____ Supplied data

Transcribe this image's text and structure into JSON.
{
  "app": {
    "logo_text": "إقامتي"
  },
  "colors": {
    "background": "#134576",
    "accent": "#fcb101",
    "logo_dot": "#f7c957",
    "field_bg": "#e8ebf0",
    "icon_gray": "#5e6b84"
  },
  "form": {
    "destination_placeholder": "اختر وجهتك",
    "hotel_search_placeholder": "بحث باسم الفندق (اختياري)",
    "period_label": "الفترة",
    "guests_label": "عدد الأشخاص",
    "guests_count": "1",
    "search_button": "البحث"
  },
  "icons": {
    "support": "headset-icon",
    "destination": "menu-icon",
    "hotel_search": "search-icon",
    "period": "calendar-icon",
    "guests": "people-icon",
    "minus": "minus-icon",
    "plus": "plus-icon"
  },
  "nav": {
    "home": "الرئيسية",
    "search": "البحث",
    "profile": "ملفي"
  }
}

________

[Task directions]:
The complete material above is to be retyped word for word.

[Task solution]:
Transcribe this image's text and structure into JSON.
{
  "app": {
    "logo_text": "إقامتي"
  },
  "colors": {
    "background": "#134576",
    "accent": "#fcb101",
    "logo_dot": "#f7c957",
    "field_bg": "#e8ebf0",
    "icon_gray": "#5e6b84"
  },
  "form": {
    "destination_placeholder": "اختر وجهتك",
    "hotel_search_placeholder": "بحث باسم الفندق (اختياري)",
    "period_label": "الفترة",
    "guests_label": "عدد الأشخاص",
    "guests_count": "1",
    "search_button": "البحث"
  },
  "icons": {
    "support": "headset-icon",
    "destination": "menu-icon",
    "hotel_search": "search-icon",
    "period": "calendar-icon",
    "guests": "people-icon",
    "minus": "minus-icon",
    "plus": "plus-icon"
  },
  "nav": {
    "home": "الرئيسية",
    "search": "البحث",
    "profile": "ملفي"
  }
}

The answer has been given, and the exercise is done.